It should be noted, though, that in addition to the 42 immigrants, The Forbes 400 includes 57 people who are the children of immigrants, or 14% of the list (compared with 6% of U.S. citizens over 18), pretty much shattering the image of America’s billionaire class as a bunch of blue bloods. That entrepreneurial hunger seems to continue for at least one generation. Sam Zell’s Jewish parents escaped Poland before the German invasion in World War II and came to the U.S. “My father used to say that in the United States the streets were paved with gold, and he never lost his appreciation for how lucky he was that he and his family were allowed to come here and prosper,” says Zell, who’s made $4.7 billion in private equity and real estate investing. “They worked very hard and were very patriotic and certainly instilled that in us.”
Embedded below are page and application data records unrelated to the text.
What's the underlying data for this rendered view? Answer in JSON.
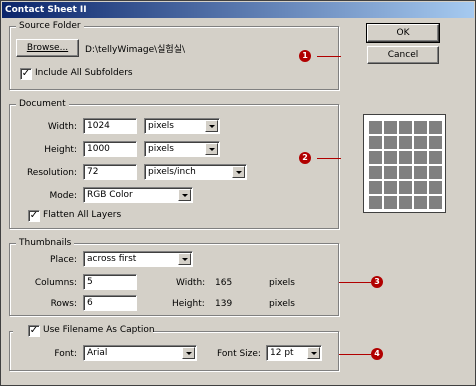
{
  "window": {
    "title": "Contact Sheet II"
  },
  "buttons": {
    "ok": "OK",
    "cancel": "Cancel",
    "browse": "Browse..."
  },
  "source_folder": {
    "group_label": "Source Folder",
    "path": "D:\\tellyWimage\\실험실\\",
    "include_subfolders": {
      "label": "Include All Subfolders",
      "checked": true
    }
  },
  "document": {
    "group_label": "Document",
    "width": {
      "label": "Width:",
      "value": "1024",
      "unit": "pixels"
    },
    "height": {
      "label": "Height:",
      "value": "1000",
      "unit": "pixels"
    },
    "resolution": {
      "label": "Resolution:",
      "value": "72",
      "unit": "pixels/inch"
    },
    "mode": {
      "label": "Mode:",
      "value": "RGB Color"
    },
    "flatten": {
      "label": "Flatten All Layers",
      "checked": true
    }
  },
  "thumbnails": {
    "group_label": "Thumbnails",
    "place": {
      "label": "Place:",
      "value": "across first"
    },
    "columns": {
      "label": "Columns:",
      "value": "5"
    },
    "rows": {
      "label": "Rows:",
      "value": "6"
    },
    "thumb_width": {
      "label": "Width:",
      "value": "165",
      "unit": "pixels"
    },
    "thumb_height": {
      "label": "Height:",
      "value": "139",
      "unit": "pixels"
    }
  },
  "caption": {
    "use_filename": {
      "label": "Use Filename As Caption",
      "checked": true
    },
    "font": {
      "label": "Font:",
      "value": "Arial"
    },
    "font_size": {
      "label": "Font Size:",
      "value": "12 pt"
    }
  },
  "markers": [
    "1",
    "2",
    "3",
    "4"
  ],
  "colors": {
    "titlebar": "#0a246a",
    "marker": "#b10000",
    "face": "#d4d0c8"
  }
}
This election cycle's immigrant-and refugee-bashing is a time-honored tradition here, with each wave of newcomers taking its turn in the crosshairs of those who see them as job-stealing criminals. The Germans gave way to the Irish, the Asians to the Arabs, the Catholics to the Jews. These days the targets are Hispanics and Muslims. “We’ve gone through these various cycles over the years,” says Peter Spiro, a professor at Temple University who specializes in immigration law. “What’s meaningful is that we’ve always come out of them.”

What’s also meaningful is that despite all the hot air America, a land of immigrants, remains decidedly pro-immigrant. A 2016 Pew Research poll indicated 59% of Americans believe that immigrants “strengthen our country because of their hard work and talents” (33% believe immigrants “are a burden on our country”). Our citizens naturally intuit that any slight downward wage pressure for unskilled workers is more than overcome by all the growth and job creation that immigrants excel in.
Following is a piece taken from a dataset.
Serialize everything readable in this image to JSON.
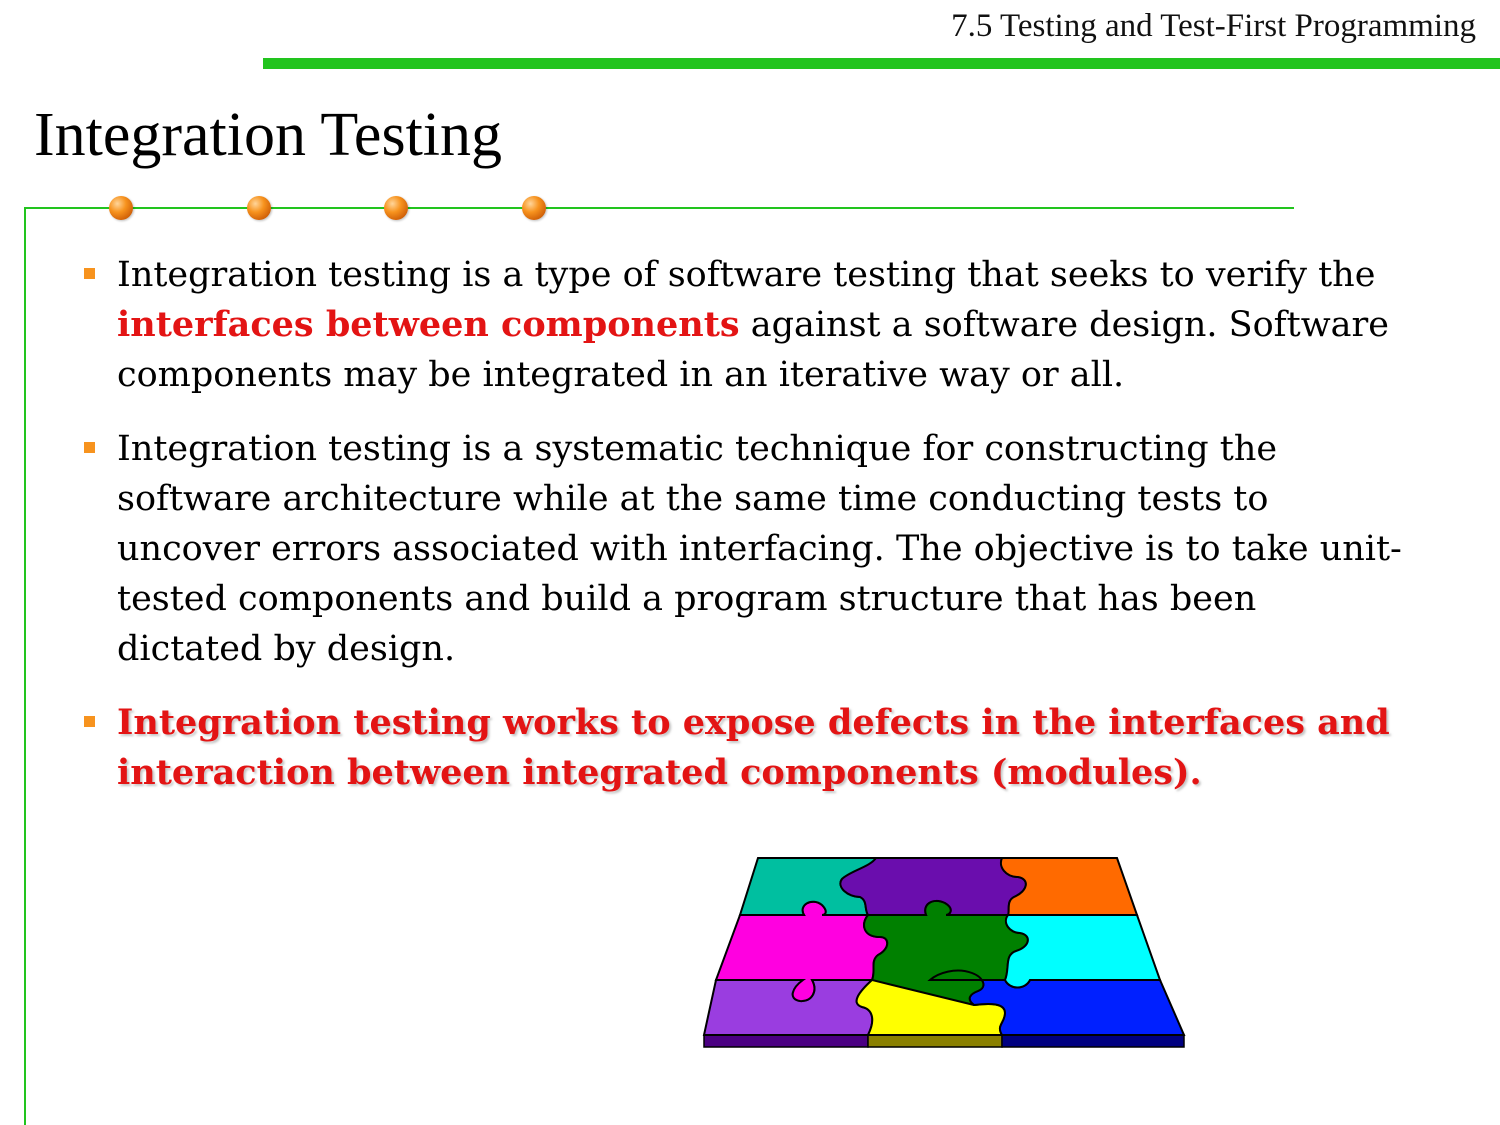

But that dynamic could be challenged. The U.S. has been toughening its visa requirements for skilled workers (the famous H-1B). The U.S. has had the same visa and quota cap for skilled immigrant workers since 2004, even though demand for the visas has exceeded the mandated allotment.
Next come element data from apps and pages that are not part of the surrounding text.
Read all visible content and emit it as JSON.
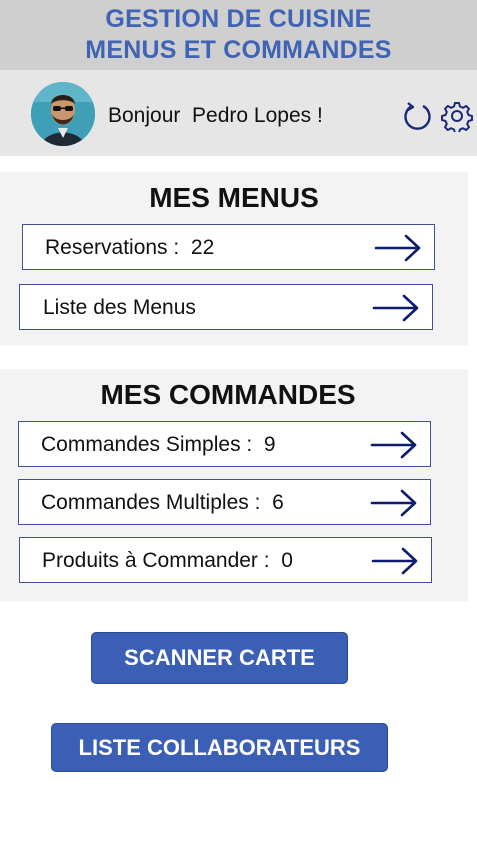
{
  "header": {
    "title_line1": "GESTION DE CUISINE",
    "title_line2": "MENUS ET COMMANDES"
  },
  "user": {
    "greeting": "Bonjour  Pedro Lopes !",
    "avatar_alt": "Pedro Lopes"
  },
  "icons": {
    "refresh": "refresh-icon",
    "settings": "gear-icon",
    "row_arrow": "arrow-right-icon"
  },
  "menus": {
    "title": "MES MENUS",
    "items": [
      {
        "label": "Reservations :  22"
      },
      {
        "label": "Liste des Menus"
      }
    ]
  },
  "commandes": {
    "title": "MES COMMANDES",
    "items": [
      {
        "label": "Commandes Simples :  9"
      },
      {
        "label": "Commandes Multiples :  6"
      },
      {
        "label": "Produits à Commander :  0"
      }
    ]
  },
  "buttons": {
    "scanner": "SCANNER CARTE",
    "collaborateurs": "LISTE COLLABORATEURS"
  },
  "colors": {
    "accent": "#3f63b5",
    "button": "#3a5fb5",
    "arrow": "#0d1b6e",
    "header_bg": "#cfcfcf",
    "panel_bg": "#f3f3f3"
  }
}
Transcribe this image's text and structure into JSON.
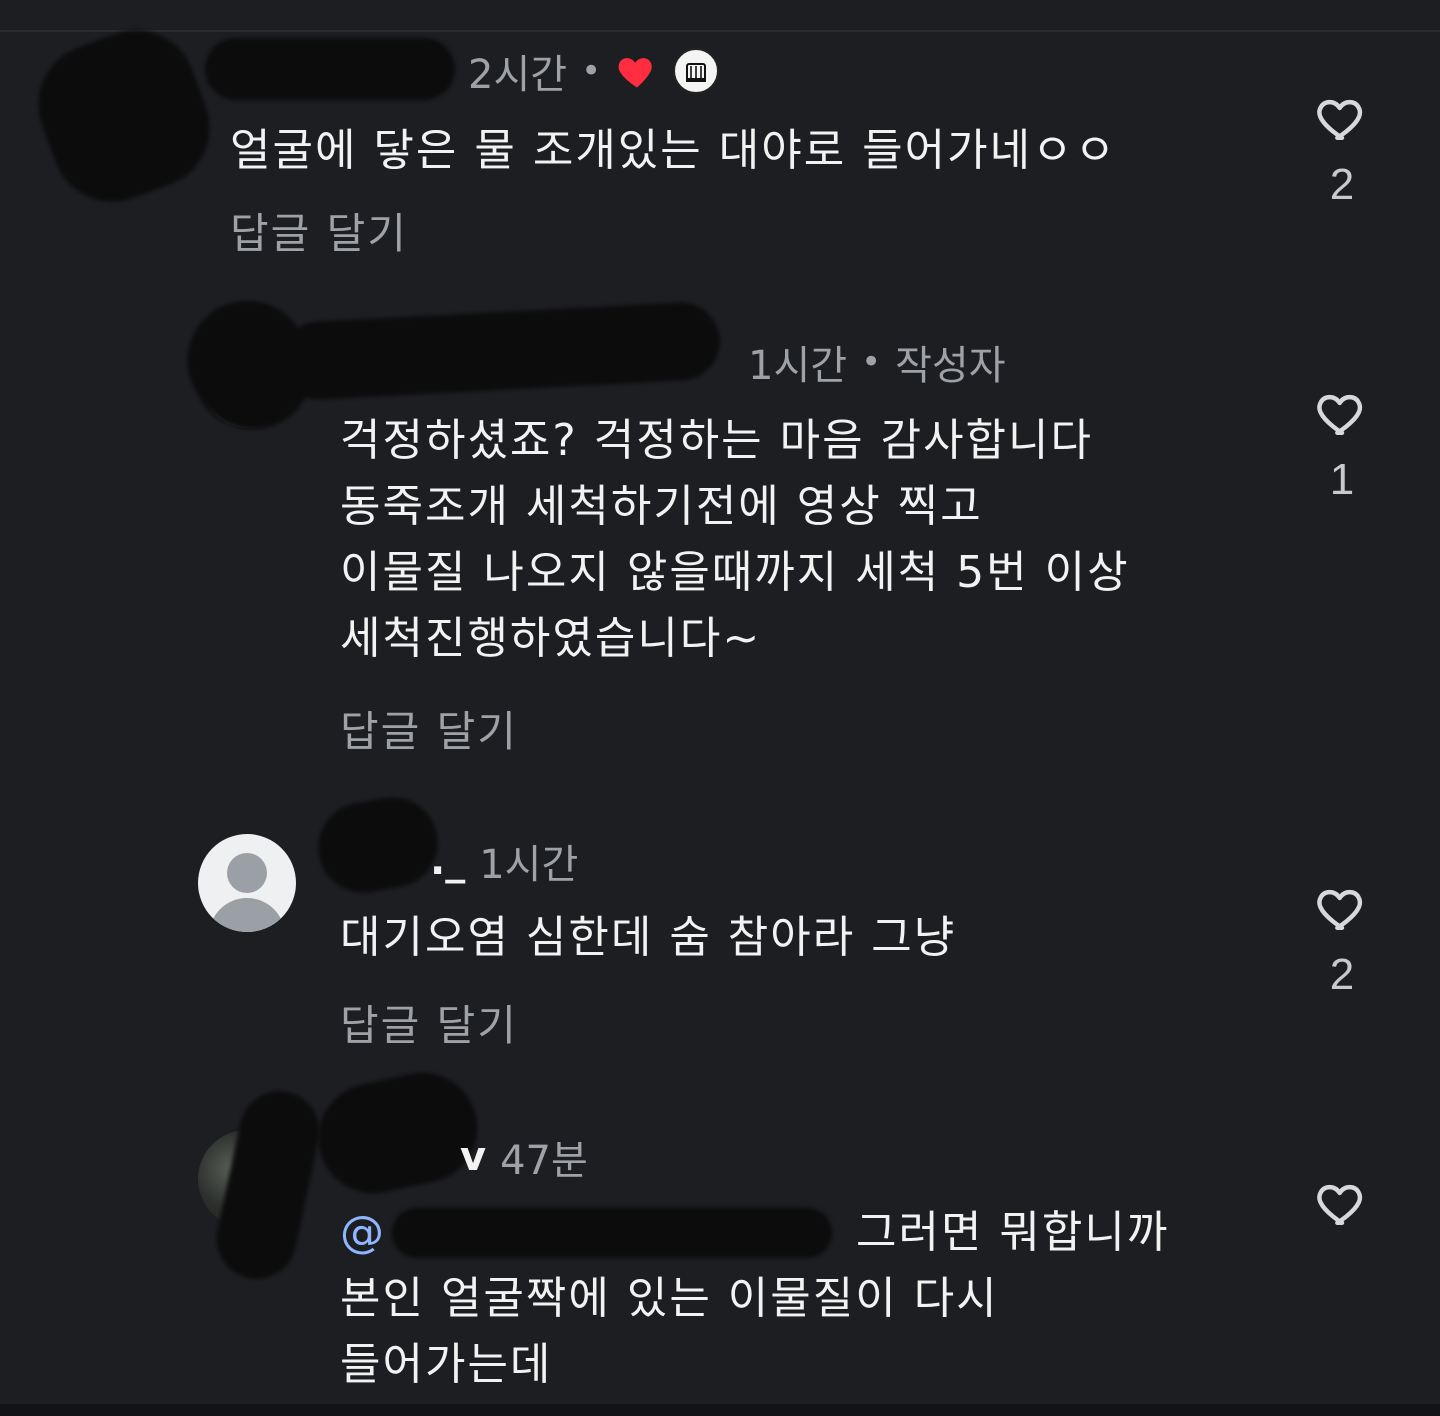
{
  "comments": [
    {
      "username_visible": "",
      "time": "2시간",
      "text_lines": [
        "얼굴에 닿은 물 조개있는 대야로 들어가네ㅇㅇ"
      ],
      "reply_label": "답글 달기",
      "like_count": "2",
      "liked_by_creator": true
    },
    {
      "username_visible": "",
      "time": "1시간",
      "creator_label": "작성자",
      "text_lines": [
        "걱정하셨죠? 걱정하는 마음 감사합니다",
        "동죽조개 세척하기전에 영상 찍고",
        "이물질 나오지 않을때까지 세척 5번 이상",
        "세척진행하였습니다~"
      ],
      "reply_label": "답글 달기",
      "like_count": "1"
    },
    {
      "username_visible": "._",
      "time": "1시간",
      "text_lines": [
        "대기오염 심한데 숨 참아라 그냥"
      ],
      "reply_label": "답글 달기",
      "like_count": "2"
    },
    {
      "username_visible": "v",
      "time": "47분",
      "mention_visible": "@",
      "text_lines": [
        "그러면 뭐합니까",
        "본인 얼굴짝에 있는 이물질이 다시",
        "들어가는데"
      ]
    }
  ],
  "icons": {
    "like": "heart-outline-icon",
    "creator_like": "heart-filled-icon",
    "default_avatar": "default-user-icon"
  },
  "colors": {
    "background": "#1c1e21",
    "text": "#f2f2f2",
    "muted": "#9ea1a6",
    "heart_red": "#ff2d3f"
  }
}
In fact, the government has filled its quota within five days of opening it each year since 2014–at a time when a global economy means that many newly minted college graduates see more opportunity (or at least a fighting chance) in returning home.

As a result we’re increasingly drawing the world’s best and brightest, giving them access to our best knowledge–and then kicking them out, against their wishes, to compete with us from their original homeland.

So, what to do? Ask The Forbes 400 immigrants, including Peterffy, Khan, Wadhwani and Cherng. Even with their varied backgrounds, you’ll find agreement on three broad principles.

First, educated and highly motivated immigrants should be encouraged, not discouraged, to come to the U.S. (President Obama has championed a proposal to admit immigrant entrepreneurs more easily–raise $100,000 from qualified investors and get a “startup” visa–but it’s been bottled up in congressional partisan gridlock. A workaround proposal, not subject to congressional approval, was recently announced by the Department of Homeland Security and would grant temporary status to immigrants with an ownership stake and an “active and central role” in an American startup.)

Second, American borders should be more secure when it comes to illegal immigrants. And third, there should be a path to citizenship for illegal immigrants already in the U.S., which includes registering, paying taxes and following the law.

Perhaps this can help create some consensus, one that ensures that the American Dream stays exactly that. How fitting if it proved to be another billion-dollar innovation dreamed up by immigrants.